Mostly, a dish made at home turns out to be a winner when its ingredient list is small and its flavour intact. My in-laws, especially, are into simple food, and this is the one rule they go by. When I try to act like a wannabe chef and serve dishes that are complicated, it doesn’t go well at the dining table. For them, it has to be a no-nonsense vegetarian fare. I have seen cases of constipation and gas taking place after such foolish attempts, when I try to fool around in the kitchen. Actually, I’m still trying to learn which foods trigger such issues for them. And, with time, I’m learning to go with whatever that can be cooked simply, without any overload of the so-called fancy ingredients and dishes.

It was only two days back, when my mother-in-law came home after spending couple of days at the hospital.

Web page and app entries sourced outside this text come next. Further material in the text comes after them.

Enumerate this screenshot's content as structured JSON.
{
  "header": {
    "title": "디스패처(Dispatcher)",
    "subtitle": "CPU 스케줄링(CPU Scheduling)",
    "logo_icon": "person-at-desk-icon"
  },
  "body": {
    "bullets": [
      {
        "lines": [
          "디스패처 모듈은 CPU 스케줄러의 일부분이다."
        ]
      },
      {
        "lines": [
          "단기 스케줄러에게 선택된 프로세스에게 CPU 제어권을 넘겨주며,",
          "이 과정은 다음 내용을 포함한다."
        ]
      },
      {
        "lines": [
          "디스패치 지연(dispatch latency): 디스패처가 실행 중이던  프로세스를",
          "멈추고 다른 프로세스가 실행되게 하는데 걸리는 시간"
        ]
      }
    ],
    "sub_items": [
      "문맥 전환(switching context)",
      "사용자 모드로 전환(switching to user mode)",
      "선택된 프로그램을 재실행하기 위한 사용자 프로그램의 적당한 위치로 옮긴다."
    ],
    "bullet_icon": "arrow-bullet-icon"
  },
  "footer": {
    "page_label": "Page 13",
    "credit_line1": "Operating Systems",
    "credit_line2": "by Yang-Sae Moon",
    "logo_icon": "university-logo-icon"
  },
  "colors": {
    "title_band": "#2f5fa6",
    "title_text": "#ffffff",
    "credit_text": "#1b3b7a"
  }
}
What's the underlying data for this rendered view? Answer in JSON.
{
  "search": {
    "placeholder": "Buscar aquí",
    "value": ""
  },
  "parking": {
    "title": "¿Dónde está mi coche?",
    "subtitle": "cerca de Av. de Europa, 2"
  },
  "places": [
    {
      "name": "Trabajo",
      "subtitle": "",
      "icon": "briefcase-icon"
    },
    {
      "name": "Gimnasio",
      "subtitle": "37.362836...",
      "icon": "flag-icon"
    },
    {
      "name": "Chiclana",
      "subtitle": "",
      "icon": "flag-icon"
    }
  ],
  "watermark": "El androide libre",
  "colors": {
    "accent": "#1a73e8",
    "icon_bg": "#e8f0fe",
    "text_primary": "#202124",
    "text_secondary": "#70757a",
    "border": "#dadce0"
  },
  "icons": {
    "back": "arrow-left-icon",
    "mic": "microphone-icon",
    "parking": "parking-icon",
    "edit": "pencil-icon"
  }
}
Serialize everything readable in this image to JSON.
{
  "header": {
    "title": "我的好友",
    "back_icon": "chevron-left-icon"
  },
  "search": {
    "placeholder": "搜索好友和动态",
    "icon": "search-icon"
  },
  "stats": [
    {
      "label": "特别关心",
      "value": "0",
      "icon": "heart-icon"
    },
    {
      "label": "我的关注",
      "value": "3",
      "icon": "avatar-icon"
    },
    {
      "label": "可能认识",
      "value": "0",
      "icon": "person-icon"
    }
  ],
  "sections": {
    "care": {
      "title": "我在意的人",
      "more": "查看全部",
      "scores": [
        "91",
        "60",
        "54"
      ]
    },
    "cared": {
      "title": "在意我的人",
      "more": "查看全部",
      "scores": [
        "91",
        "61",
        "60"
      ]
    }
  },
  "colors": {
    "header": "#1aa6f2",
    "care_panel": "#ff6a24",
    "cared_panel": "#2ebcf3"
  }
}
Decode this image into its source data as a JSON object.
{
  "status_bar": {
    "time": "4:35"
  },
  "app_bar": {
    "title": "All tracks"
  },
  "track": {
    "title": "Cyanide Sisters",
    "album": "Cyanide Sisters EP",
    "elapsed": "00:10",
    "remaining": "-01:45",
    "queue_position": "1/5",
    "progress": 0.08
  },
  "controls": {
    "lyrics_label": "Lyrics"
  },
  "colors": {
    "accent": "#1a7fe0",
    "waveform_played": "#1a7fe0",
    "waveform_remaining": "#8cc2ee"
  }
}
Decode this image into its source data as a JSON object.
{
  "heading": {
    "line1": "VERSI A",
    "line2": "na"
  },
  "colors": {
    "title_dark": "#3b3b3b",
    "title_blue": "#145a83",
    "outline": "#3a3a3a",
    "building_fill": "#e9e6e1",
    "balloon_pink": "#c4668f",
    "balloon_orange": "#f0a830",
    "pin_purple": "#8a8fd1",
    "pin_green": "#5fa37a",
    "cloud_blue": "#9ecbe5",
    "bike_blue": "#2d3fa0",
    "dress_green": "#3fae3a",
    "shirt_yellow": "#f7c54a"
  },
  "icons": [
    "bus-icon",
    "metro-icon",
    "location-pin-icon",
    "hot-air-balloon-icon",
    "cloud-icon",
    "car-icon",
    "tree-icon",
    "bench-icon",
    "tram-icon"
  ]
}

She slept really well that night, and loved being at home. It was Dussehra morning, when I asked her about the special dish to be made. She said Kheer. However, around 9AM in the morning, we noticed that she was looking lost for a few minutes, and we rushed to the hospital, fearing a clot in her brain. And the angiography report showed just that. After about a couple of hours in the hospital, she was transferred into the ICU. We three (my father-in-law, my husband and I) had spent 12 hours strolling around the hospital, and at 11PM, we came back home. She said she missed the watching the Dussehra festivities. And, there was no Kheer in the kitchen.

Recipe: Kheer

My father in law cooks occasionally, but whenever he does, it’s always a precise procedure. His Kheer (rice and milk pudding) is liked by us all, and we always try to copy what he does. From the measurement to the stirring, everything matters when it comes to preparing Kheer. During winters, he always asks us to prepare this Kheer often at home, over phone calls. Here’s his recipe.


2 litre milk
2 fist rice
150 to 200 gm sugar
saffron threads, cardamoms and its powder, raisins, coarsely crushed nuts (all optional)


1. You need to wash the rice properly, and soak it for at least 15 minutes.
2. In a deep vessel, add the milk, and once it boils, add in the soaked rice (remove its water).
3. Once you add the rice, make sure the flame is in its lowest speed. And you should be able to see little bubbles in the sides, which means that the Kheer is getting cooked.
4. You need to stir the milk and rice mixture, every couple of minutes. Make sure the vessel’s bottom is clean; if you don’t stir from time to time, the Kheer will stick on the bottom.
5. After 20 minutes, check if the rice has been cooked. Also, now, you will see that the milk has turned a little yellow in colour. We don’t want a runny, water-like consistency. The milk should get a bit thick and creamy.
6. Add in the sugar, as the final step. After about five minutes, shut the flame. Add the seasonings, according to your choice. My father-in-law likes to keep it simple.

Now, as I write this, I’m waiting for my mother-in-law to return home soon, with good health. I keep thinking of all the simple dishes that she cooked for us, these days in the kitchen. In my next few posts, I will be uploading a few of the things that she made in the kitchen. And, I hope, this Diwali would be a really special one, with her at our side. A smile on her face, and her heart content as it always is.

What’s your special wish for this Diwali?